There’s a decent attempt at mixing things up a bit: exits through chimneys, waterfalls to the second level, a blocked off section and so forth. That good; far too many dungeons are just two-dimensional affairs, but I want more More MORE! More complexity!Yes, definitely use the third dimension! However, I think it's also worth remembering that they players themselves have to be able to assimilate what the various things are. I think there is such a thing as too much complexity. Where the line lies is probably not exactly a matter of personal taste so much as it is a matter of how a particular gaming group visualizes and assimilates a complex topography. Not all groups are head-down concentrators. Paul Jaquays said something on a dungeon-design panel at NTRPGCon, basically like this: "When designing a computer/video game, you have to work the player slowly into using the third dimension bit by bit."
Players like to recognize things. They like to feel like they have figured something out.One of the most important design objectives there is, in my opinion. This, and making sure that they have lots of meaningful choices (and the two objectives are clearly linked).
For all the asshattery that the Internet brings it also exposes us to new ideas and things that we would not otherwise ever see. Gabor Lux/Melan is one of those things.Very true.
Ouch! Nothing wrong with that, some of my favorite modules have a shit-ton of enemies in them. I like it!Large numbers of enemies = awesome battle. Always good. Don't over-use.
Number Appearing: 1d4+4
% in Lair: 10%
Armor Class: 6
Hit Dice: 9
Attacks: 4 claws (1d4+2), 1 bite (1d8+1)
Hoard Class: XX
The girallon is a fifteen-foot-tall albino ape-like creature, lacking hair on its body, except for its head, which also possesses a large, fanged mouth. A girallon has six limbs, the middle set of which can be used either as arms or as legs, depending on the circumstances. These creatures are strong and dexterous and possess remarkable intelligence, with some of them even able to craft crude weapons and other implements. Girallons typically live in small family groups led by a dominant male. Fortunately, girallons are rarely encountered, as they prefer to dwell in out of the way places, particularly the subterranean ruins of past civilizations. Girallons possess infravision of up to 60 feet.
Frank Mentzer wrote:
Yup, that's one of the notable differences between the two systems.
As you note, the OD&D/Moldvay/BECM/RC (ie Classic) version only suppresses your own sounds, while the AD&D 1e/2e version protects vs sound-based effects from monsters.
The AD&D versions reflect the progress of the game. Silence is really inconvenient for spellcasters, so it should be balanced by protection (vs harpy song etc).
From what I've seen, everybody playing Classic uses the AD&D version.
imo the Classic is version broken; you can't cast and you're vulnerable.
My bad. :/
Recommended fix: Best of both worlds
Silence 15'r: Use the 1e version; full sonic lockdown.
(level, range, DR, etc same as Silence)
(Why 20'? Why not? Avoids confusion with Silence 15'...)

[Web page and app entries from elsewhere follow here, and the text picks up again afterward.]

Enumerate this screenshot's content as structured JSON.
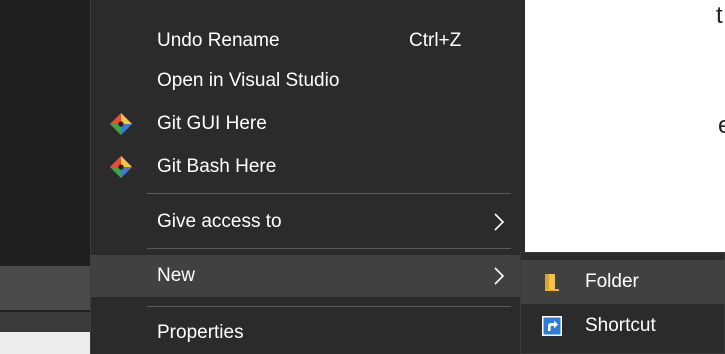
{
  "context_menu": {
    "items": [
      {
        "label": "Undo Rename",
        "shortcut": "Ctrl+Z"
      },
      {
        "label": "Open in Visual Studio"
      },
      {
        "label": "Git GUI Here",
        "icon": "git-icon"
      },
      {
        "label": "Git Bash Here",
        "icon": "git-icon"
      },
      {
        "label": "Give access to",
        "submenu": true
      },
      {
        "label": "New",
        "submenu": true,
        "highlighted": true
      },
      {
        "label": "Properties"
      }
    ]
  },
  "new_submenu": {
    "items": [
      {
        "label": "Folder",
        "icon": "folder-icon",
        "highlighted": true
      },
      {
        "label": "Shortcut",
        "icon": "shortcut-icon"
      }
    ]
  },
  "background": {
    "chars": [
      "t",
      "e"
    ]
  },
  "colors": {
    "menu_bg": "#2b2b2b",
    "hover_bg": "#414141",
    "text": "#ffffff",
    "folder": "#f2c14e",
    "shortcut": "#2f7bd6"
  }
}
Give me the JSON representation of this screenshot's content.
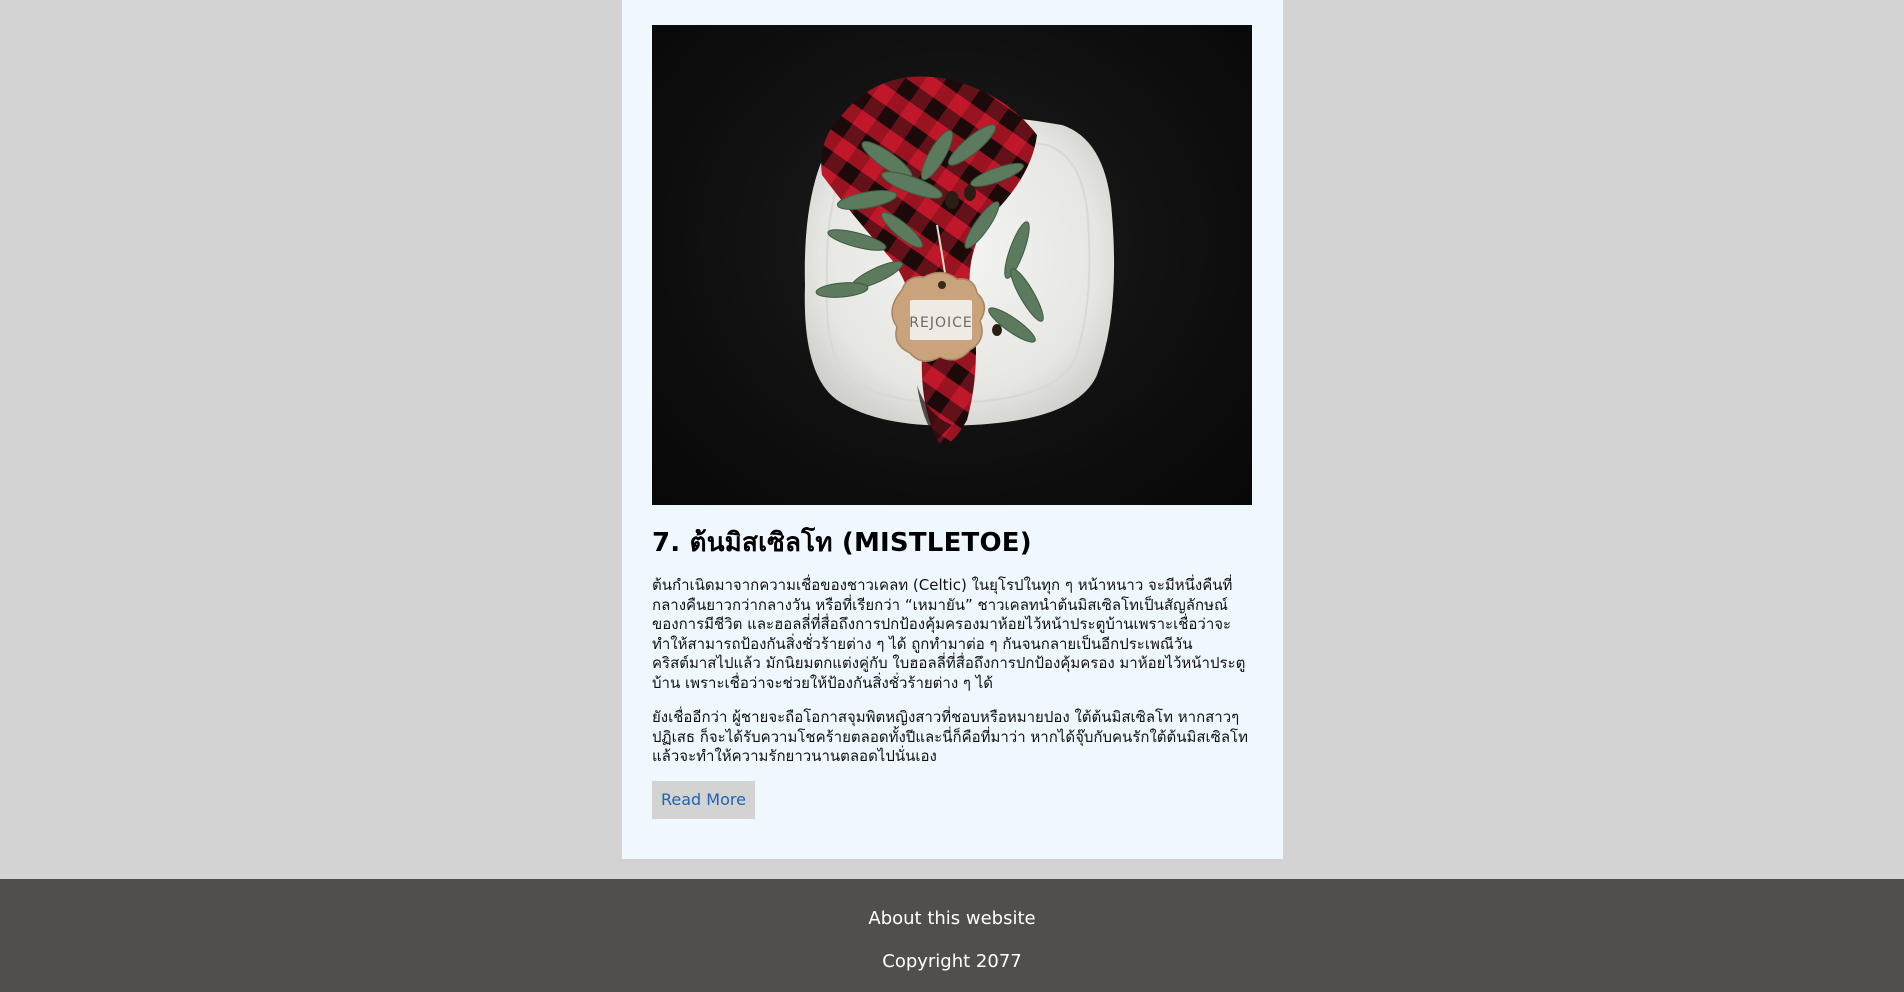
{
  "article": {
    "image": {
      "tag_text": "REJOICE"
    },
    "title": "7. ต้นมิสเซิลโท (MISTLETOE)",
    "paragraph1": "ต้นกำเนิดมาจากความเชื่อของชาวเคลท (Celtic) ในยุโรปในทุก ๆ หน้าหนาว จะมีหนึ่งคืนที่กลางคืนยาวกว่ากลางวัน หรือที่เรียกว่า “เหมายัน” ชาวเคลทนำต้นมิสเซิลโทเป็นสัญลักษณ์ของการมีชีวิต และฮอลลี่ที่สื่อถึงการปกป้องคุ้มครองมาห้อยไว้หน้าประตูบ้านเพราะเชื่อว่าจะทำให้สามารถป้องกันสิ่งชั่วร้ายต่าง ๆ ได้ ถูกทำมาต่อ ๆ กันจนกลายเป็นอีกประเพณีวันคริสต์มาสไปแล้ว มักนิยมตกแต่งคู่กับ ใบฮอลลี่ที่สื่อถึงการปกป้องคุ้มครอง มาห้อยไว้หน้าประตูบ้าน เพราะเชื่อว่าจะช่วยให้ป้องกันสิ่งชั่วร้ายต่าง ๆ ได้",
    "paragraph2": "ยังเชื่ออีกว่า ผู้ชายจะถือโอกาสจุมพิตหญิงสาวที่ชอบหรือหมายปอง ใต้ต้นมิสเซิลโท หากสาวๆ ปฏิเสธ ก็จะได้รับความโชคร้ายตลอดทั้งปีและนี่ก็คือที่มาว่า หากได้จุ๊บกับคนรักใต้ต้นมิสเซิลโทแล้วจะทำให้ความรักยาวนานตลอดไปนั่นเอง",
    "read_more_label": "Read More"
  },
  "footer": {
    "about_link": "About this website",
    "copyright": "Copyright 2077"
  },
  "colors": {
    "page_background": "#d3d3d3",
    "card_background": "#f0f8ff",
    "footer_background": "#514e4c",
    "link_color": "#1f63b0",
    "plaid_red": "#c0182a",
    "leaf_green": "#5b7a5e"
  }
}
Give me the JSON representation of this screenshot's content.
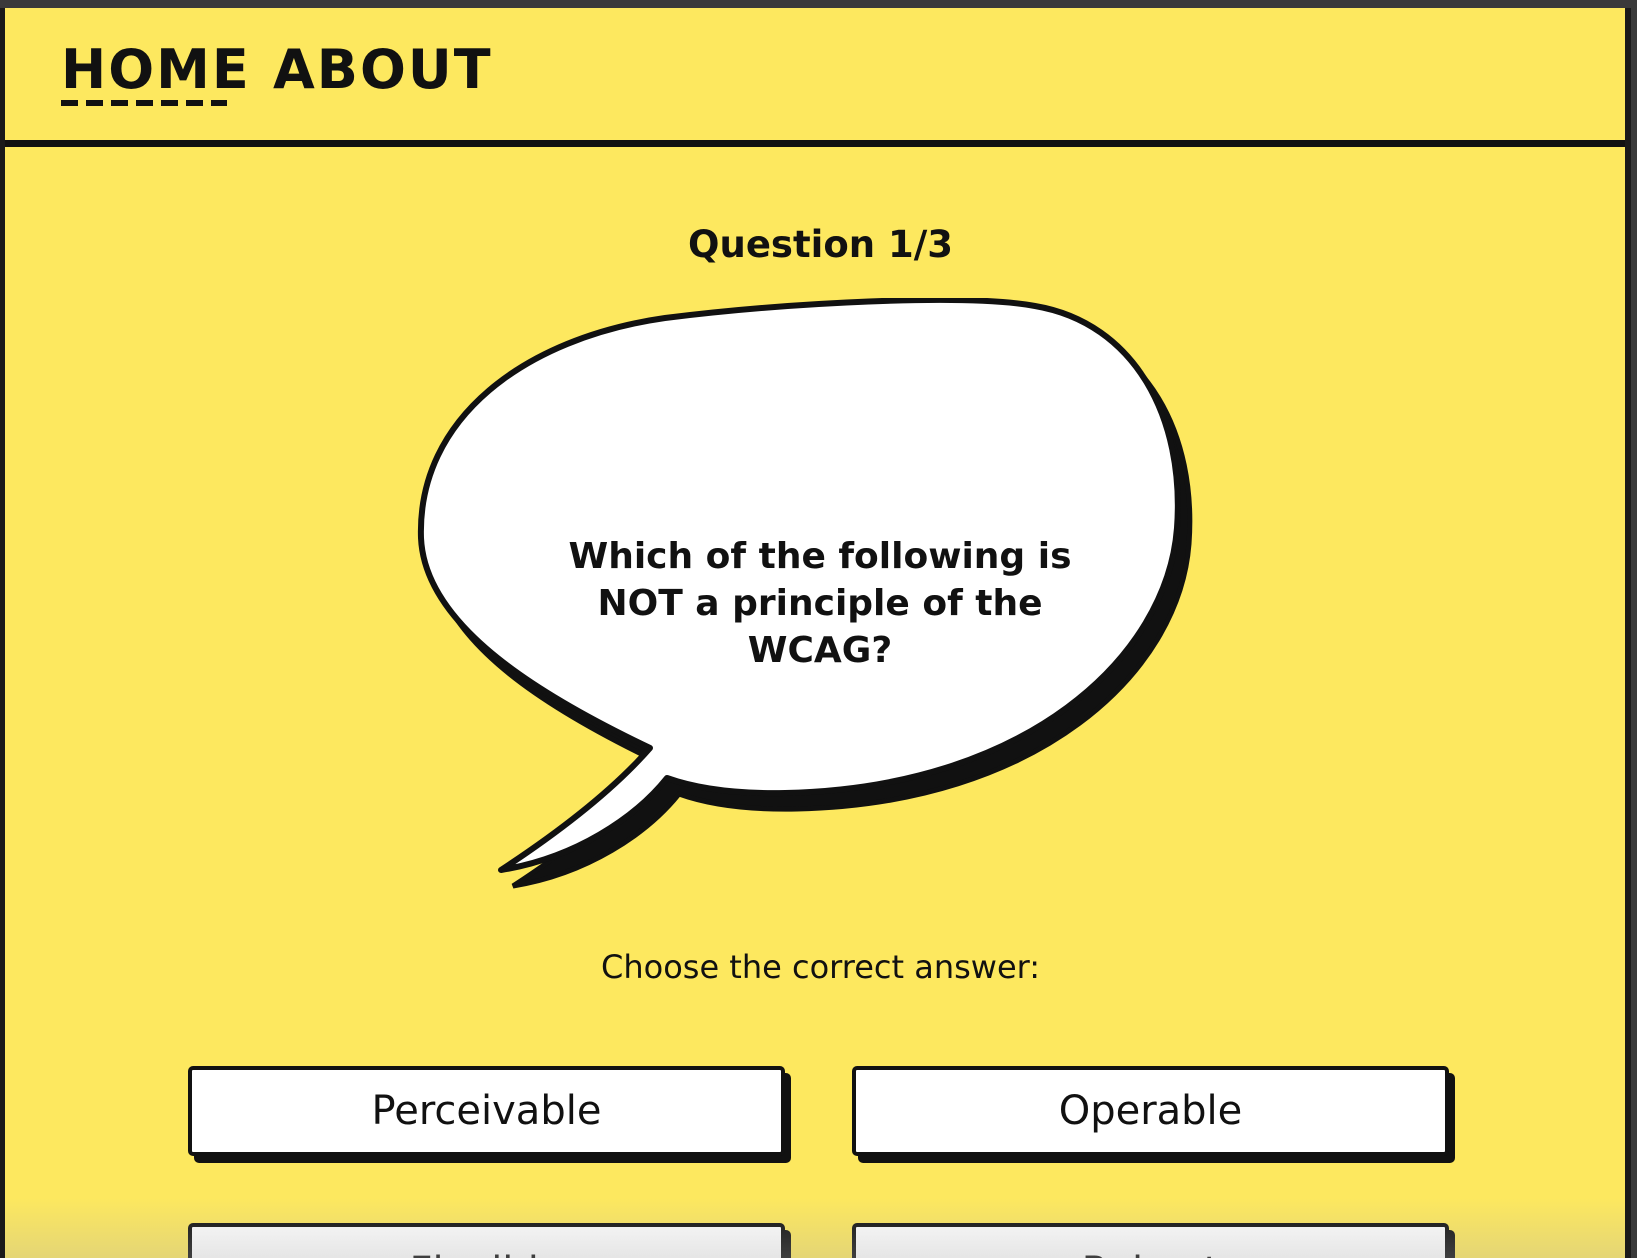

Apply Classic interpretation BUT permit spellcasting & command word use. Does not affect incoming sounds. Commonly used to render party noise inaudible. The effect moves with the recipient/target; save to avoid, making it stationary (as with Silence). This may be used offensively, preventing a target creature from using a sound-based attack as long as it remains within the effect.